DeHeart still calls his former teammates on their birthdays and former Illini Chris Martin remembers when he was injured his senior season. DeHeart went out of his way to send Martin an e-mail to tell him how much he was still needed and that he was constantly in DeHeart's thoughts.
Michael Calkins, who was a junior when the Illini won the title in 2003 and worked as a student coach for Illinois in the fall of 2004, said DeHeart's transformation in the last three and a half years has been remarkable.
"Oh my God, it is unbelievable how much he has grown as a person, both on and off the court," Calkins said. "Off the court, he's totally made a 180. He's a guy that I would love to spend time with - more time with than I do - and I think his freshman year I might not have said that."
As much as some things about DeHeart have changed, others have not.
His locker is still immaculate, with everything in its proper place and clothes folded, stacked neatly in piles. It is DeHeart's belief, he said, that creating order in certain parts of his life, will make other parts of his life more organized as well. He also believes that working hard now will pay off later - for example, when he begins his professional tennis career.
"I'm looking forward to it," he said of traveling and playing professional tennis after college. "No matter what happens, it's a great experience - the people that you meet and the places that you go. I'll try it for at least a couple of years, anyway.
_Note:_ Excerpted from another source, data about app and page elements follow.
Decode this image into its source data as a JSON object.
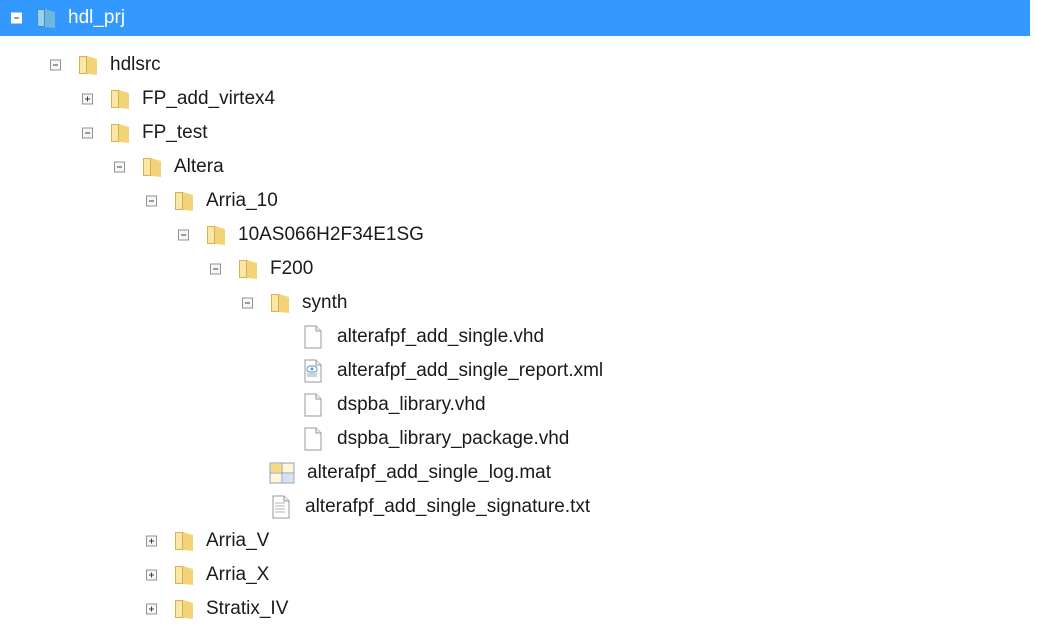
{
  "tree": {
    "rows": [
      {
        "label": "hdl_prj",
        "icon": "folder-icon",
        "expander": "expanded",
        "selected": true
      },
      {
        "label": "hdlsrc",
        "icon": "folder-icon",
        "expander": "expanded"
      },
      {
        "label": "FP_add_virtex4",
        "icon": "folder-icon",
        "expander": "collapsed"
      },
      {
        "label": "FP_test",
        "icon": "folder-icon",
        "expander": "expanded"
      },
      {
        "label": "Altera",
        "icon": "folder-icon",
        "expander": "expanded"
      },
      {
        "label": "Arria_10",
        "icon": "folder-icon",
        "expander": "expanded"
      },
      {
        "label": "10AS066H2F34E1SG",
        "icon": "folder-icon",
        "expander": "expanded"
      },
      {
        "label": "F200",
        "icon": "folder-icon",
        "expander": "expanded"
      },
      {
        "label": "synth",
        "icon": "folder-icon",
        "expander": "expanded"
      },
      {
        "label": "alterafpf_add_single.vhd",
        "icon": "file-icon",
        "expander": "none"
      },
      {
        "label": "alterafpf_add_single_report.xml",
        "icon": "xml-file-icon",
        "expander": "none"
      },
      {
        "label": "dspba_library.vhd",
        "icon": "file-icon",
        "expander": "none"
      },
      {
        "label": "dspba_library_package.vhd",
        "icon": "file-icon",
        "expander": "none"
      },
      {
        "label": "alterafpf_add_single_log.mat",
        "icon": "mat-file-icon",
        "expander": "none"
      },
      {
        "label": "alterafpf_add_single_signature.txt",
        "icon": "text-file-icon",
        "expander": "none"
      },
      {
        "label": "Arria_V",
        "icon": "folder-icon",
        "expander": "collapsed"
      },
      {
        "label": "Arria_X",
        "icon": "folder-icon",
        "expander": "collapsed"
      },
      {
        "label": "Stratix_IV",
        "icon": "folder-icon",
        "expander": "collapsed"
      }
    ]
  },
  "colors": {
    "selection": "#3399ff",
    "folder": "#e8c45c",
    "selected_folder": "#4aa8d8"
  }
}
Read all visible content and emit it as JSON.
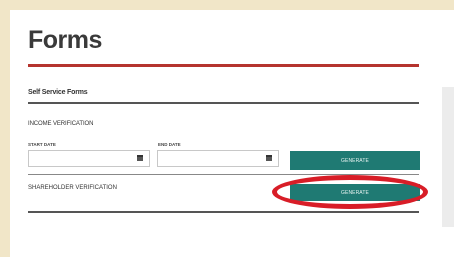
{
  "page": {
    "title": "Forms",
    "accent_color": "#b5342e",
    "button_color": "#1f7a73",
    "highlight_color": "#d81d27"
  },
  "self_service": {
    "heading": "Self Service Forms",
    "income": {
      "heading": "INCOME VERIFICATION",
      "start_label": "START DATE",
      "end_label": "END DATE",
      "start_value": "",
      "end_value": "",
      "generate_label": "GENERATE"
    },
    "shareholder": {
      "heading": "SHAREHOLDER VERIFICATION",
      "generate_label": "GENERATE"
    }
  }
}
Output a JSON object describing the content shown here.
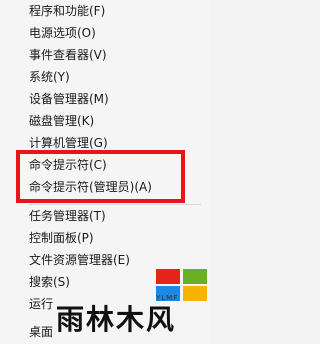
{
  "menu": {
    "items": [
      {
        "label": "程序和功能(F)"
      },
      {
        "label": "电源选项(O)"
      },
      {
        "label": "事件查看器(V)"
      },
      {
        "label": "系统(Y)"
      },
      {
        "label": "设备管理器(M)"
      },
      {
        "label": "磁盘管理(K)"
      },
      {
        "label": "计算机管理(G)"
      },
      {
        "label": "命令提示符(C)"
      },
      {
        "label": "命令提示符(管理员)(A)"
      },
      {
        "label": "任务管理器(T)"
      },
      {
        "label": "控制面板(P)"
      },
      {
        "label": "文件资源管理器(E)"
      },
      {
        "label": "搜索(S)"
      },
      {
        "label": "运行"
      },
      {
        "label": "桌面"
      }
    ]
  },
  "watermark": {
    "logo_text": "雨林木风",
    "sub_text": "YLMF"
  },
  "colors": {
    "highlight": "#e8131b",
    "logo_red": "#e8231b",
    "logo_green": "#6ab023",
    "logo_blue": "#1e88e5",
    "logo_yellow": "#f5b400"
  }
}
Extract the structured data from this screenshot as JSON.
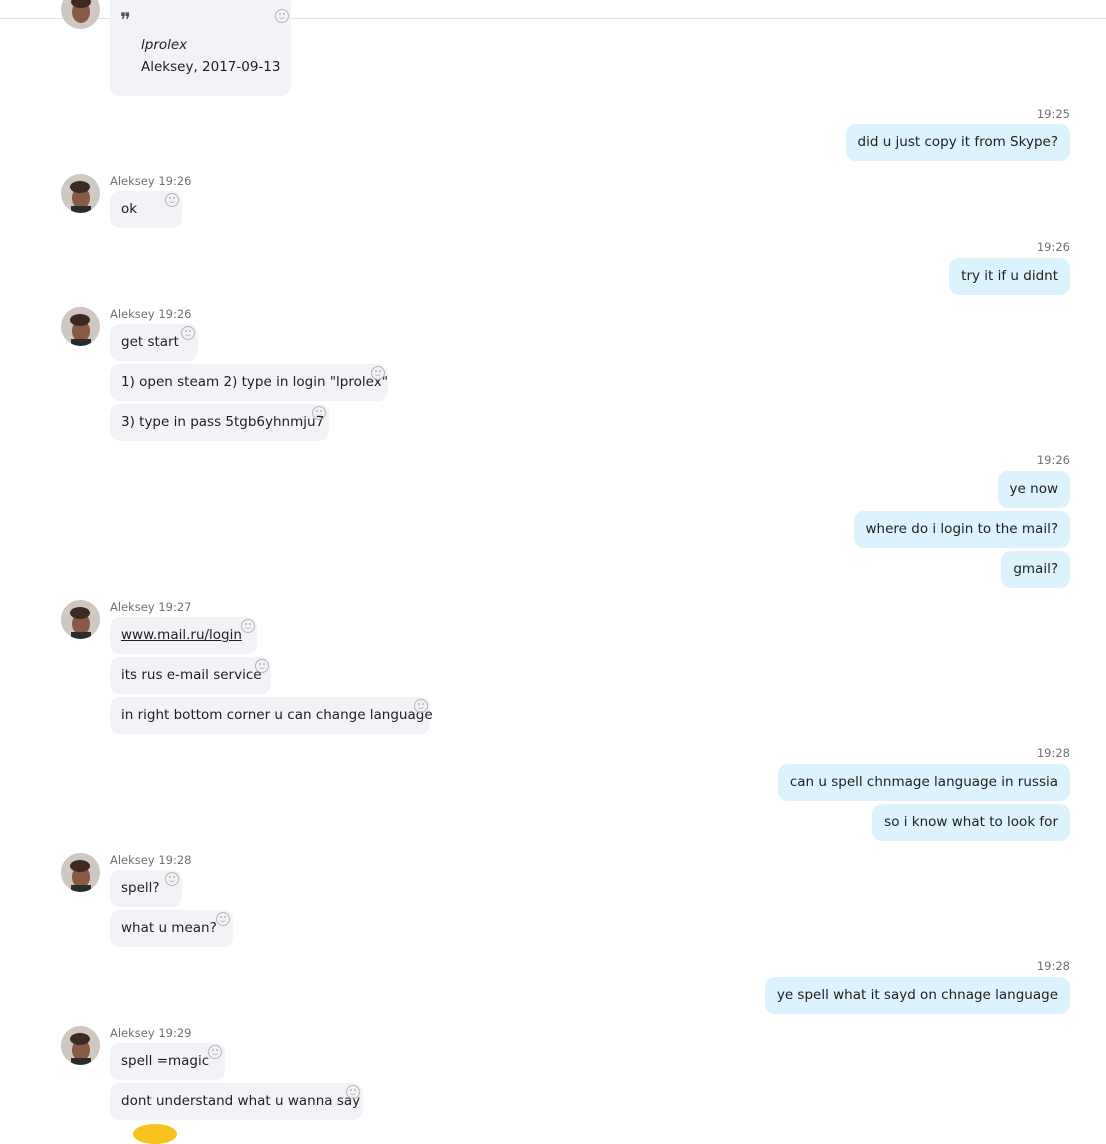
{
  "quote": {
    "author": "lprolex",
    "source": "Aleksey, 2017-09-13"
  },
  "messages": {
    "t1": "19:25",
    "m1": "did u just copy it from Skype?",
    "g1": {
      "sender": "Aleksey",
      "time": "19:26"
    },
    "m2": "ok",
    "t2": "19:26",
    "m3": "try it if u didnt",
    "g2": {
      "sender": "Aleksey",
      "time": "19:26"
    },
    "m4": "get start",
    "m5": "1) open steam 2) type in login \"lprolex\"",
    "m6": "3) type in pass 5tgb6yhnmju7",
    "t3": "19:26",
    "m7": "ye now",
    "m8": "where do i login to the mail?",
    "m9": "gmail?",
    "g3": {
      "sender": "Aleksey",
      "time": "19:27"
    },
    "m10": "www.mail.ru/login",
    "m11": "its rus e-mail service",
    "m12": "in right bottom corner u can change language",
    "t4": "19:28",
    "m13": "can u spell chnmage language in russia",
    "m14": "so i know what to look for",
    "g4": {
      "sender": "Aleksey",
      "time": "19:28"
    },
    "m15": "spell?",
    "m16": "what u mean?",
    "t5": "19:28",
    "m17": "ye spell what it sayd on chnage language",
    "g5": {
      "sender": "Aleksey",
      "time": "19:29"
    },
    "m18": "spell =magic",
    "m19": "dont understand what u wanna say"
  },
  "icons": {
    "quote": "quote-icon",
    "reaction": "reaction-smiley-icon",
    "avatar": "contact-avatar"
  },
  "colors": {
    "incoming_bubble": "#f1f3f6",
    "outgoing_bubble": "#dcf2fc",
    "meta_text": "#707070"
  }
}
Anything can happen."
For now though, DeHeart will focus on his journey to becoming the best professional tennis player he can be while remaining faithful to his Illinois roots.
"Being an Illini is a part of who I am. When I play for the school, I have a sense of pride about it, both on and off the court," DeHeart said.
He knows he will always have a close relationship with the coaches, even former Illinois coaches Craig Tiley and Bruce Berque, who have left Illinois since DeHeart began his collegiate career. He said he hopes that he will be able to influence the Illinois tennis program well into the future too.
"I hope my (younger) teammates remember that the experience that they have at Illinois is about a lot more than just tennis," DeHeart said. "It's about trying to become better people, not just worrying about forehands and backhands. Illinois really prepares you more for life than anything else. Hopefully, I've left my mark on Illinois - Illinois has left its mark on me."
(C) 2004 Daily Illini via U-WIRE